    The best way to break up a dog fight is for two people (preferably the dog’s owners) to each grab their dog by the hind quarters. Quickly lift the back legs off the ground and begin dragging the dogs backward away from each other. Done properly, this can very quickly get the two dogs out of reach, and allow the necessary breather to regain control and calm. It has the advantage that neither dog handler need to get too close to flashing teeth, and it effectively prevents the dog from spinning around to attack the handler.

    As soon as you are sure that your dog is under control and the other dog is safely controlled, grab for that collar and snap the leash on. Because of their aroused state, it is best to keep these two dogs separated and one or both should probably leave the area for that day. Often it may seem that the fight is over, but one (or both) of the dogs is just waiting for an opening to start it up again.

    If your dog is not involved in the fracas, the best thing you can do is stay out of the way and keep you own dog under control. A problem I see is too many people trying to intervene at once – despite having no knowledge of either dog. It is always best to allow the dog owners to handle the problem. I can remember being quite irate when another dog owner and I had just safely separated our dogs only to have a do-gooder rush up and dump coffee all over the dogs and us. You would have to ask him what he was thinking.

    The flip side of this is that if you are not confident to control your own dog – maybe he is too big for you or you are simply too fearful – speak up right away and ask for help. There are usually some experienced dog owners at any gathering.

    If your dog is not involved and you know what you are doing, do be ready to jump in if asked. Quickly find someone else to mind your dog and get close to the action so you can help if needed. However, for your safety, and the safety of the owners and the dogs, do not jump in unless asked, or unless it becomes clear that the owner is not going to take action.

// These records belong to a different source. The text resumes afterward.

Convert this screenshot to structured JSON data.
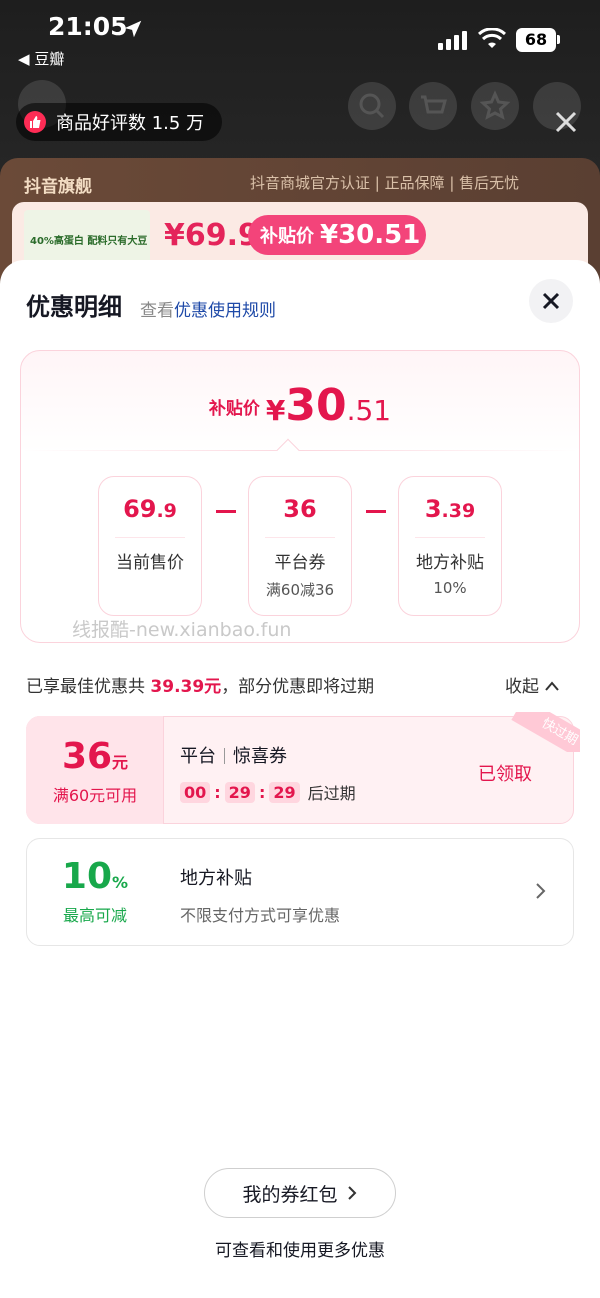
{
  "status_bar": {
    "time": "21:05",
    "back_app": "豆瓣",
    "battery": "68"
  },
  "toast": {
    "text": "商品好评数 1.5 万"
  },
  "shop": {
    "title": "抖音旗舰",
    "badges": "抖音商城官方认证 | 正品保障 | 售后无忧",
    "product_banner_text": "40%高蛋白 配料只有大豆",
    "price": "¥69.9",
    "subsidy_label": "补贴价",
    "subsidy_price": "¥30.51"
  },
  "sheet": {
    "title": "优惠明细",
    "view_prefix": "查看",
    "rules_link": "优惠使用规则",
    "final_label": "补贴价",
    "final_yen": "¥",
    "final_int": "30",
    "final_dec": ".51",
    "boxes": [
      {
        "int": "69",
        "dec": ".9",
        "label": "当前售价",
        "sub": ""
      },
      {
        "int": "36",
        "dec": "",
        "label": "平台券",
        "sub": "满60减36"
      },
      {
        "int": "3",
        "dec": ".39",
        "label": "地方补贴",
        "sub": "10%"
      }
    ],
    "watermark": "线报酷-new.xianbao.fun",
    "summary_prefix": "已享最佳优惠共",
    "summary_amount": "39.39元",
    "summary_suffix": "，部分优惠即将过期",
    "collapse_label": "收起"
  },
  "coupons": [
    {
      "amount": "36",
      "unit": "元",
      "condition": "满60元可用",
      "source": "平台",
      "name": "惊喜券",
      "timer": {
        "h": "00",
        "m": "29",
        "s": "29",
        "suffix": "后过期"
      },
      "status": "已领取",
      "ribbon": "快过期"
    },
    {
      "amount": "10",
      "unit": "%",
      "condition": "最高可减",
      "name": "地方补贴",
      "desc": "不限支付方式可享优惠"
    }
  ],
  "wallet": {
    "button": "我的券红包",
    "hint": "可查看和使用更多优惠"
  },
  "colors": {
    "accent": "#e3164d",
    "green": "#18a84b",
    "link": "#1f4aa8"
  }
}
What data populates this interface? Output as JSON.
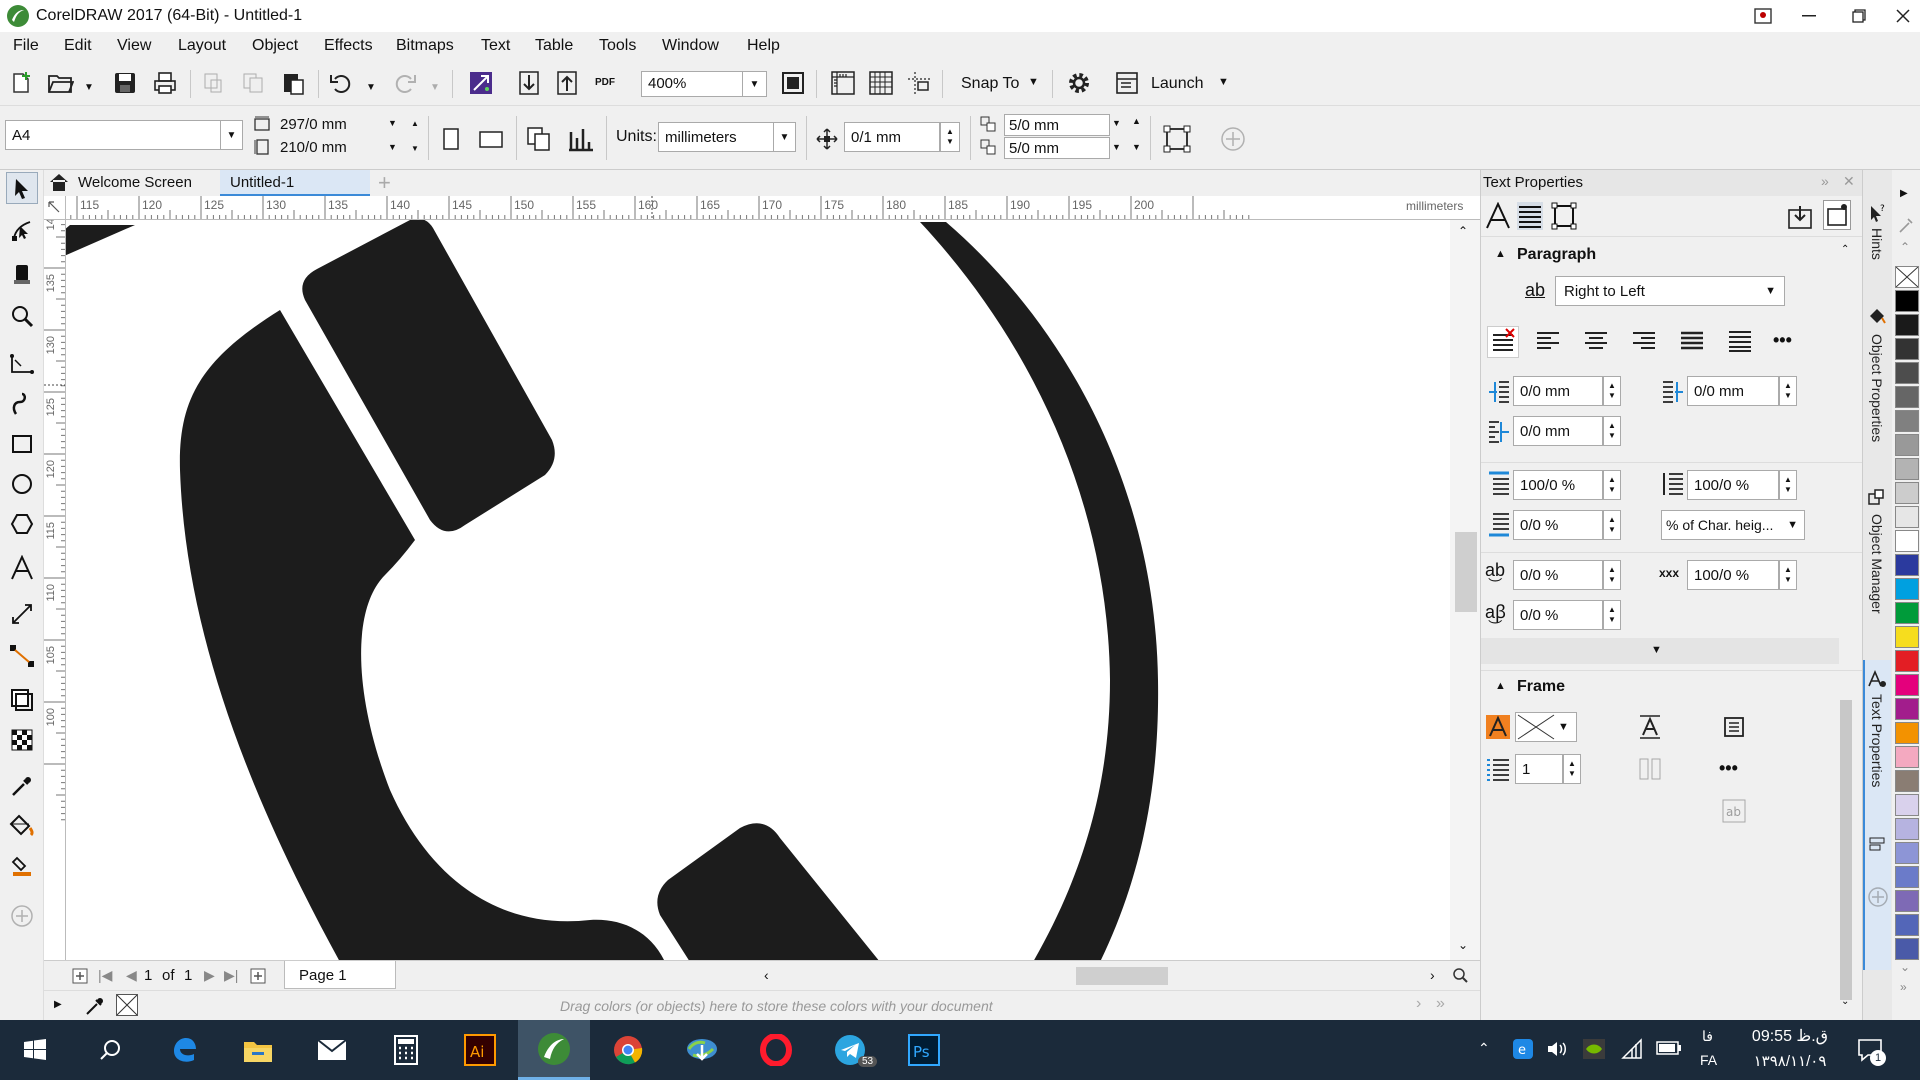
{
  "app": {
    "title": "CorelDRAW 2017 (64-Bit) - Untitled-1"
  },
  "menu": [
    "File",
    "Edit",
    "View",
    "Layout",
    "Object",
    "Effects",
    "Bitmaps",
    "Text",
    "Table",
    "Tools",
    "Window",
    "Help"
  ],
  "toolbar": {
    "zoom": "400%",
    "pdf_label": "PDF",
    "snap_label": "Snap To",
    "launch_label": "Launch"
  },
  "propbar": {
    "page_size": "A4",
    "width": "297/0 mm",
    "height": "210/0 mm",
    "units_label": "Units:",
    "units": "millimeters",
    "nudge": "0/1 mm",
    "dup_x": "5/0 mm",
    "dup_y": "5/0 mm"
  },
  "doc_tabs": {
    "welcome": "Welcome Screen",
    "doc": "Untitled-1"
  },
  "ruler": {
    "h_ticks": [
      "115",
      "120",
      "125",
      "130",
      "135",
      "140",
      "145",
      "150",
      "155",
      "160",
      "165",
      "170",
      "175",
      "180",
      "185",
      "190",
      "195",
      "200"
    ],
    "h_unit": "millimeters",
    "v_ticks": [
      "140",
      "135",
      "130",
      "125",
      "120",
      "115",
      "110",
      "105",
      "100"
    ]
  },
  "page_nav": {
    "current": "1",
    "of": "of",
    "total": "1",
    "page_tab": "Page 1"
  },
  "color_bar": {
    "hint": "Drag colors (or objects) here to store these colors with your document"
  },
  "panel": {
    "title": "Text Properties",
    "paragraph": {
      "header": "Paragraph",
      "direction": "Right to Left",
      "first_indent": "0/0 mm",
      "left_indent": "0/0 mm",
      "right_indent": "0/0 mm",
      "before_spacing": "100/0 %",
      "line_spacing": "100/0 %",
      "after_spacing": "0/0 %",
      "spacing_unit": "% of Char. heig...",
      "char_spacing": "0/0 %",
      "word_spacing": "100/0 %",
      "lang_spacing": "0/0 %"
    },
    "frame": {
      "header": "Frame",
      "columns": "1"
    }
  },
  "side_tabs": [
    "Hints",
    "Object Properties",
    "Object Manager",
    "Text Properties"
  ],
  "palette_colors": [
    "#ffffff",
    "#000000",
    "#1a1a1a",
    "#333333",
    "#4d4d4d",
    "#666666",
    "#808080",
    "#999999",
    "#b3b3b3",
    "#cccccc",
    "#e6e6e6",
    "#ffffff",
    "#2b3a9e",
    "#00a0e0",
    "#009b3a",
    "#f6dd1e",
    "#e31e24",
    "#e4007c",
    "#a21d8c",
    "#f39200",
    "#f4a9c0",
    "#8a7d73",
    "#d9d1ec",
    "#b6b3e0",
    "#8d95d6",
    "#6b7bc9",
    "#7e6ab5",
    "#5366b8",
    "#4a5aa8"
  ],
  "taskbar": {
    "lang": "FA",
    "lang_rtl": "فا",
    "time": "09:55 ق.ظ",
    "date": "۱۳۹۸/۱۱/۰۹",
    "telegram_badge": "53",
    "notif_count": "1"
  }
}
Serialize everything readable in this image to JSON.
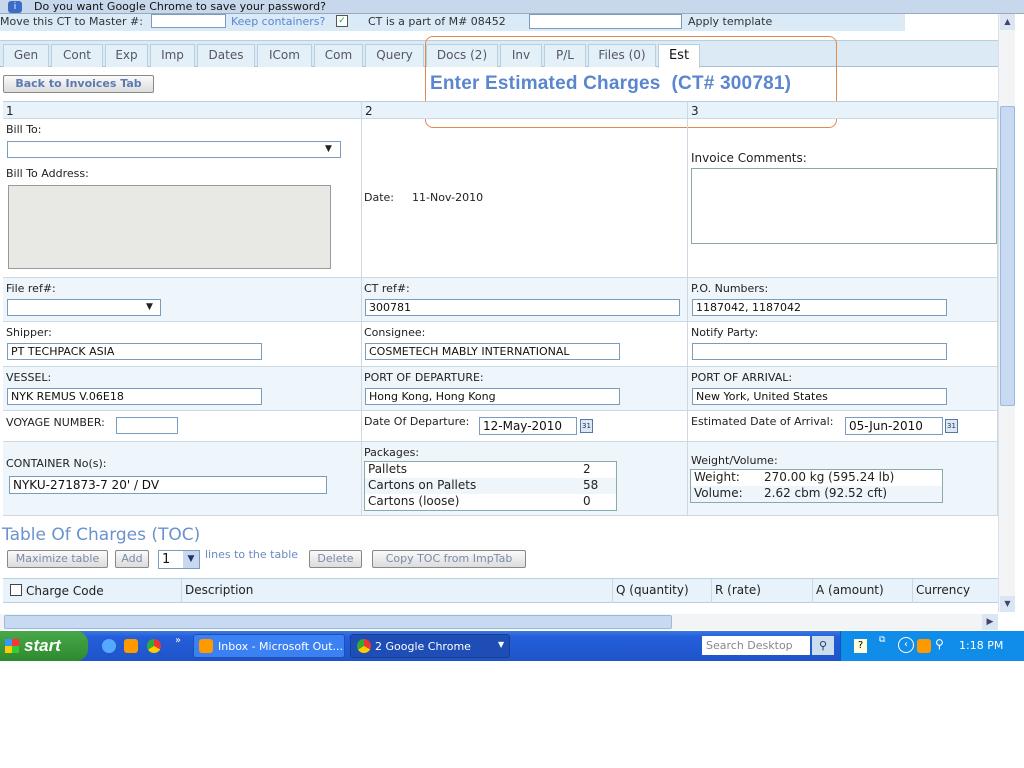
{
  "infobar": {
    "text": "Do you want Google Chrome to save your password?"
  },
  "toolbar": {
    "move_label": "Move this CT to Master #:",
    "keep_containers": "Keep containers?",
    "part_of": "CT is a part of M# 08452",
    "apply_template": "Apply template"
  },
  "tabs": [
    {
      "label": "Gen"
    },
    {
      "label": "Cont"
    },
    {
      "label": "Exp"
    },
    {
      "label": "Imp"
    },
    {
      "label": "Dates"
    },
    {
      "label": "ICom"
    },
    {
      "label": "Com"
    },
    {
      "label": "Query"
    },
    {
      "label": "Docs (2)"
    },
    {
      "label": "Inv"
    },
    {
      "label": "P/L"
    },
    {
      "label": "Files (0)"
    },
    {
      "label": "Est"
    }
  ],
  "active_tab": "Est",
  "back_button": "Back to Invoices Tab",
  "page_title": "Enter Estimated Charges  (CT# 300781)",
  "columns": [
    "1",
    "2",
    "3"
  ],
  "form": {
    "bill_to_label": "Bill To:",
    "bill_to_value": "",
    "bill_to_address_label": "Bill To Address:",
    "date_label": "Date:",
    "date_value": "11-Nov-2010",
    "invoice_comments_label": "Invoice Comments:",
    "file_ref_label": "File ref#:",
    "file_ref_value": "",
    "ct_ref_label": "CT ref#:",
    "ct_ref_value": "300781",
    "po_label": "P.O. Numbers:",
    "po_value": "1187042, 1187042",
    "shipper_label": "Shipper:",
    "shipper_value": "PT TECHPACK ASIA",
    "consignee_label": "Consignee:",
    "consignee_value": "COSMETECH MABLY INTERNATIONAL",
    "notify_label": "Notify Party:",
    "notify_value": "",
    "vessel_label": "VESSEL:",
    "vessel_value": "NYK REMUS V.06E18",
    "pod_label": "PORT OF DEPARTURE:",
    "pod_value": "Hong Kong, Hong Kong",
    "poa_label": "PORT OF ARRIVAL:",
    "poa_value": "New York, United States",
    "voyage_label": "VOYAGE NUMBER:",
    "voyage_value": "",
    "dod_label": "Date Of Departure:",
    "dod_value": "12-May-2010",
    "eda_label": "Estimated Date of Arrival:",
    "eda_value": "05-Jun-2010",
    "container_label": "CONTAINER No(s):",
    "container_value": "NYKU-271873-7 20' / DV",
    "packages_label": "Packages:",
    "packages": [
      {
        "name": "Pallets",
        "count": "2"
      },
      {
        "name": "Cartons on Pallets",
        "count": "58"
      },
      {
        "name": "Cartons (loose)",
        "count": "0"
      }
    ],
    "wv_label": "Weight/Volume:",
    "weight_label": "Weight:",
    "weight_value": "270.00 kg (595.24 lb)",
    "volume_label": "Volume:",
    "volume_value": "2.62 cbm (92.52 cft)"
  },
  "toc": {
    "title": "Table Of Charges (TOC)",
    "maximize": "Maximize table",
    "add": "Add",
    "lines_value": "1",
    "lines_text": "lines to the table",
    "delete": "Delete",
    "copy": "Copy TOC from ImpTab",
    "headers": [
      "Charge Code",
      "Description",
      "Q (quantity)",
      "R (rate)",
      "A (amount)",
      "Currency"
    ]
  },
  "taskbar": {
    "start": "start",
    "outlook": "Inbox - Microsoft Out...",
    "chrome": "2 Google Chrome",
    "search_placeholder": "Search Desktop",
    "clock": "1:18 PM"
  },
  "colors": {
    "title": "#5a86d0",
    "highlight_outline": "#e08a50",
    "taskbar": "#245edb"
  }
}
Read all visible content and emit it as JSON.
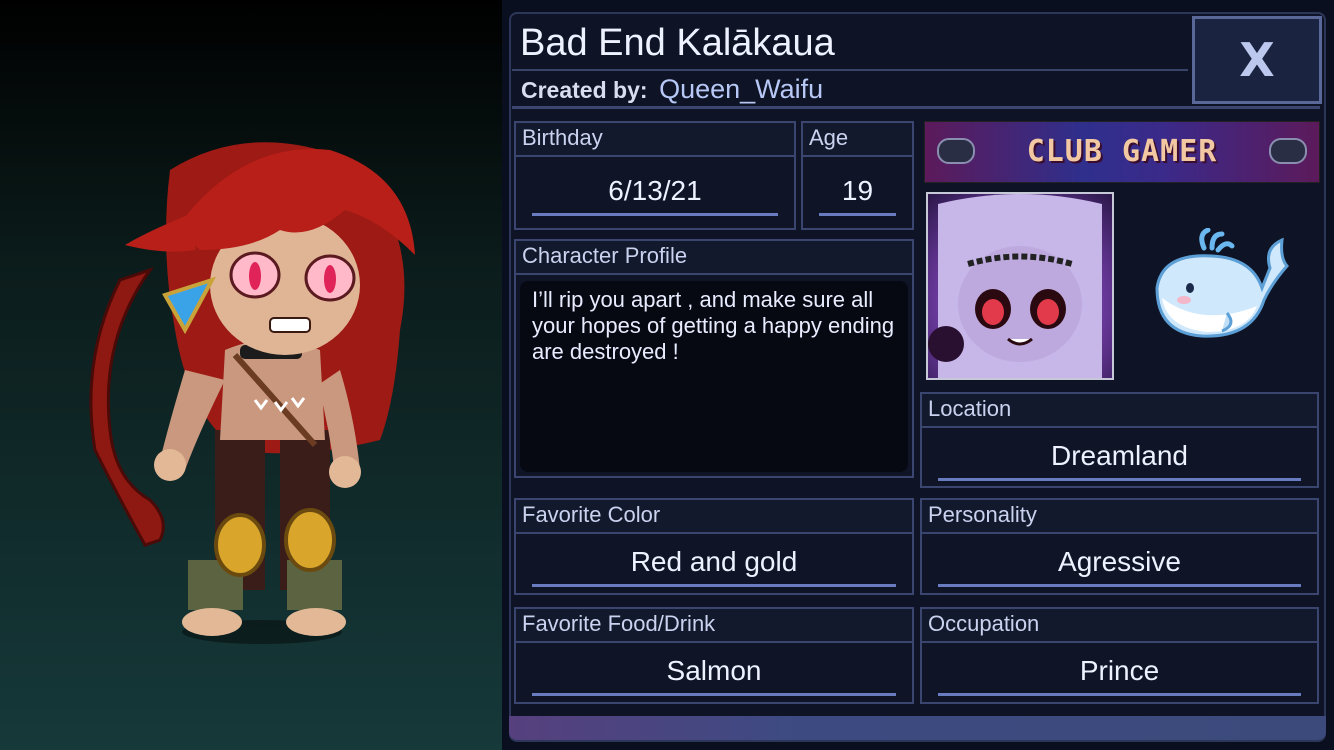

    Next time, how to recognize the signs of an impending dog fight and diffuse the situation.